Pakistan launches crackdown against sectarian militants in southwest – Metro US

Pakistan launches crackdown against sectarian militants in southwest

By Gul Yousafzai

QUETTA, Pakistan (Reuters) – Pakistani forces killed three militants at the start of a crackdown on sectarian militant group in the southwestern province of Baluchistan, officials said on Thursday, following a spate of attacks targeting security forces.

The extremist Sunni Muslim group Lashkar-e-Jhangvi (LeJ), whose roots are in Punjab province, claimed responsibility for gunning down four policemen on Tuesday and four soldiers of the paramilitary Frontier Corps in the city of Quetta on Wednesday.

A spokesman for the paramilitary Frontier Corps said the government had decided to launch an armed operation against LeJ at a late night meeting on Wednesday.

“Three terrorists belonging to LeJ have been killed in an armed clash with Frontier Corps and intelligence personnel,” said Khan Wasey, the spokesman for the paramilitary force.

He said the killings took place during a search operation in the early hours of Thursday.

Last year, police killed the leader of the LeJ, Malik Ishaq, signaling a shift in the Pakistani government’s strategy for dealing with the group.

Baluchistan chief minister Sananullah Zehri condemned the killing of the policemen and soldiers and said “strict actions would be launched against terrorists and their supporters”.

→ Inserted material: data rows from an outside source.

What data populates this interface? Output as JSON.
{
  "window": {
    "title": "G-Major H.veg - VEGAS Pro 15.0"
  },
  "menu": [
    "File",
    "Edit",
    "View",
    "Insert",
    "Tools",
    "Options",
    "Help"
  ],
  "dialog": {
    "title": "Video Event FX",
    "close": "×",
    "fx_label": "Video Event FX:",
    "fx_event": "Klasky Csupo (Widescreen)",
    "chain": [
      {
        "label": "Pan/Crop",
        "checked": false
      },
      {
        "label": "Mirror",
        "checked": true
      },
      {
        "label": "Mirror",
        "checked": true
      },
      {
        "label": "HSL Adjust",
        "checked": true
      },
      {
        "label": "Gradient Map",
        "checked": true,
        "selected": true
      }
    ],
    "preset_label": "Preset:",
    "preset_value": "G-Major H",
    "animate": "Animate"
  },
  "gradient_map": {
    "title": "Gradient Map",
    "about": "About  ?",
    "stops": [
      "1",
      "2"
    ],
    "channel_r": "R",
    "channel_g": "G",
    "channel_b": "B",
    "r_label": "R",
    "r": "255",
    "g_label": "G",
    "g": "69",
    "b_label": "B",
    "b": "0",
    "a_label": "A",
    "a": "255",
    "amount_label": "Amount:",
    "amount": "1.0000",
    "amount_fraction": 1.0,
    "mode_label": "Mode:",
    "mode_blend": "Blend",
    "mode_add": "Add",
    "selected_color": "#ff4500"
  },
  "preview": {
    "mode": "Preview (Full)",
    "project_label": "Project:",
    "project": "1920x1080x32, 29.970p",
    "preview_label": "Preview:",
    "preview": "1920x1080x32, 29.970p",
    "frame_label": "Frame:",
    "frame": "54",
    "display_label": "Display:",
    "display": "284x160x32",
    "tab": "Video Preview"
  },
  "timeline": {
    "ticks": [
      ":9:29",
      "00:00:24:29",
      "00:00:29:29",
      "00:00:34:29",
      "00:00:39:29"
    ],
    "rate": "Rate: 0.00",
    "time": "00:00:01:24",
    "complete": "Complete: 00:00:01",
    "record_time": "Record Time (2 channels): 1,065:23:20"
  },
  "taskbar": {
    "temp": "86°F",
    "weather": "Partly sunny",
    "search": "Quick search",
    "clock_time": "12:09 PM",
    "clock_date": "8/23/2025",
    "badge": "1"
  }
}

Baluchistan is Pakistan’s poorest and least developed province and has suffered a long-running separatist violence.

Ethnic Baluch activists and human rights groups accuse the military of carrying out a campaign of kidnapping, torture and extrajudicial killing against suspected separatists, and a security measures have severely limited freedom of movement in the province.

Pakistan and China are developing multi-billion-dollar energy and infrastructure projects in the sparsely populated region as part of a plan to create a corridor stretching from the Arabian Sea to China’s Xinjiang region.

(Writing by Mehreen Zahra-Malik; Editing by Simon Cameron-Moore)